[[ Data excerpts open ]]

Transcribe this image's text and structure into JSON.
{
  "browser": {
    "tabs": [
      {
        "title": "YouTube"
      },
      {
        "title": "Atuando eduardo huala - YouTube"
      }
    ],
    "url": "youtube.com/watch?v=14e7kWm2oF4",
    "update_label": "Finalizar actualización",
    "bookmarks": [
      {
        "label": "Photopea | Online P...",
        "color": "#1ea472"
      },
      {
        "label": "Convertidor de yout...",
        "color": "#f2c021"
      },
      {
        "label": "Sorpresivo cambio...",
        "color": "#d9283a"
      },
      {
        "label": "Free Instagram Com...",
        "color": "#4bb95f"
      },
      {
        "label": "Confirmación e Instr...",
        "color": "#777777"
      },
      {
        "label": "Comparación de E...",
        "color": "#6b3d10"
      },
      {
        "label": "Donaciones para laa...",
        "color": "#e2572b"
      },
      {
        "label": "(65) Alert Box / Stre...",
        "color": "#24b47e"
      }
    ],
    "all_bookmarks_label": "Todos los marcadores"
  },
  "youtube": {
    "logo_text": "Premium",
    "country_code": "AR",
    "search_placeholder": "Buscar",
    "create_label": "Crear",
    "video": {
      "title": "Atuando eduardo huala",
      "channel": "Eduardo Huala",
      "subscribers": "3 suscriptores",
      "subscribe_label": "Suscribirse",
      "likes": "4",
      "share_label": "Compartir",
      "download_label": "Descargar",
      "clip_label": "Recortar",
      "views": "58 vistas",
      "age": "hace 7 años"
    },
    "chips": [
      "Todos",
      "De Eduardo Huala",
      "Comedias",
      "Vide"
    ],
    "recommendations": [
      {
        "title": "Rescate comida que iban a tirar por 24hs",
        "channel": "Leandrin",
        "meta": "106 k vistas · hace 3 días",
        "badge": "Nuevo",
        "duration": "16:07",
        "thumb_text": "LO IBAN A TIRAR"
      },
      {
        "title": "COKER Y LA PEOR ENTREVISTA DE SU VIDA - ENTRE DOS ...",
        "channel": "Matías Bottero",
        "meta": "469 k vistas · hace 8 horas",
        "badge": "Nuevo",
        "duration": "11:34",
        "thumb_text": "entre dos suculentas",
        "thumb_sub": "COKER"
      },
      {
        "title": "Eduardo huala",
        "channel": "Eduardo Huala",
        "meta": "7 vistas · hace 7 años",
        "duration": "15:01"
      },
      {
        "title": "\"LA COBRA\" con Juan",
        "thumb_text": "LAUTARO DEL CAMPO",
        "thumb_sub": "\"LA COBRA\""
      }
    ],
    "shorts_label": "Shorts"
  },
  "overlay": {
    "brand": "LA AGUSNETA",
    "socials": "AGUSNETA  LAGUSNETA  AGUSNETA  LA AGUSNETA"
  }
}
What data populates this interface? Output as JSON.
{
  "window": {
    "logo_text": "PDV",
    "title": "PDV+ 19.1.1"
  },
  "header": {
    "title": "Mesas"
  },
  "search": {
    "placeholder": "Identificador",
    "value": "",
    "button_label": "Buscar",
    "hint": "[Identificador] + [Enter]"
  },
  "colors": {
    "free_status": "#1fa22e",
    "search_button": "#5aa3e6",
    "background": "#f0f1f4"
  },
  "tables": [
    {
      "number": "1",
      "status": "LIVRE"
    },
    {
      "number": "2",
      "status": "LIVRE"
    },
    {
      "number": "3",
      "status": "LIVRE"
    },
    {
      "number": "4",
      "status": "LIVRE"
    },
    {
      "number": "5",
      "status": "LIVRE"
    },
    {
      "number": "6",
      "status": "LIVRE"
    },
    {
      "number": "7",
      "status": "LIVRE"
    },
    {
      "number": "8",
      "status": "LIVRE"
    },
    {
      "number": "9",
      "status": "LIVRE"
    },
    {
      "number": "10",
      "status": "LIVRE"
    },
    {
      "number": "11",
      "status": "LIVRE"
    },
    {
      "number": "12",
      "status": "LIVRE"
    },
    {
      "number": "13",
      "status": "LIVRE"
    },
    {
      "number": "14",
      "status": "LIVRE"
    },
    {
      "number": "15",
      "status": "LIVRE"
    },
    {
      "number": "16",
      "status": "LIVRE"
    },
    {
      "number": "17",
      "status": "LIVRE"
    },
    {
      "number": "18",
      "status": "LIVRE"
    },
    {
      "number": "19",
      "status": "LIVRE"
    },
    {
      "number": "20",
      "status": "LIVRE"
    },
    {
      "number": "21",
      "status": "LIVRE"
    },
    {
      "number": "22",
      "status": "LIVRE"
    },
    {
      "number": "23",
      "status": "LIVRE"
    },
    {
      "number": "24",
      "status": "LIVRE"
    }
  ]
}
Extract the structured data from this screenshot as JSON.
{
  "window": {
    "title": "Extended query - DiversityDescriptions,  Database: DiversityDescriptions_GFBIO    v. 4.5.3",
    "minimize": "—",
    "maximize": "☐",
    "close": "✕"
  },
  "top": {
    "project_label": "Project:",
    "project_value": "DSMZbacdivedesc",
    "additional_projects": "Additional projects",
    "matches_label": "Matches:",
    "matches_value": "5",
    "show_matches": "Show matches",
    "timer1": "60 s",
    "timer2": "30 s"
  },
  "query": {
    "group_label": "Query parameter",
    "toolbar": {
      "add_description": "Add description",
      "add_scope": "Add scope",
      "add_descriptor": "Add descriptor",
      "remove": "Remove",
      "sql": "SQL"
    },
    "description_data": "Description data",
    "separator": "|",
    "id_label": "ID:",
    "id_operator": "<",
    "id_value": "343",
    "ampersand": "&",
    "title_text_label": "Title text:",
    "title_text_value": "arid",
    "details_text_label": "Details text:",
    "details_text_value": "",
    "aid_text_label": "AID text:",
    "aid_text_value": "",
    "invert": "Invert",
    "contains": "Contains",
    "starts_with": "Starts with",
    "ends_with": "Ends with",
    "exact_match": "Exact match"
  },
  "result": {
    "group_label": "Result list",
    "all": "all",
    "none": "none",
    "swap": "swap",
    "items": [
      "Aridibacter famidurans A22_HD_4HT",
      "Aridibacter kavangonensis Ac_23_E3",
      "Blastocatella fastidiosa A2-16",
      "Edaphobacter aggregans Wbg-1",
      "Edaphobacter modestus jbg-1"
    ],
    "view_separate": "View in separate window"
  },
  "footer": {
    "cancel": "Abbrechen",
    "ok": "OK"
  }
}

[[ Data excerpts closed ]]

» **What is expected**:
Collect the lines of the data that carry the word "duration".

» **Task answer**:
        "duration": "16:07",
        "duration": "11:34",
        "duration": "15:01"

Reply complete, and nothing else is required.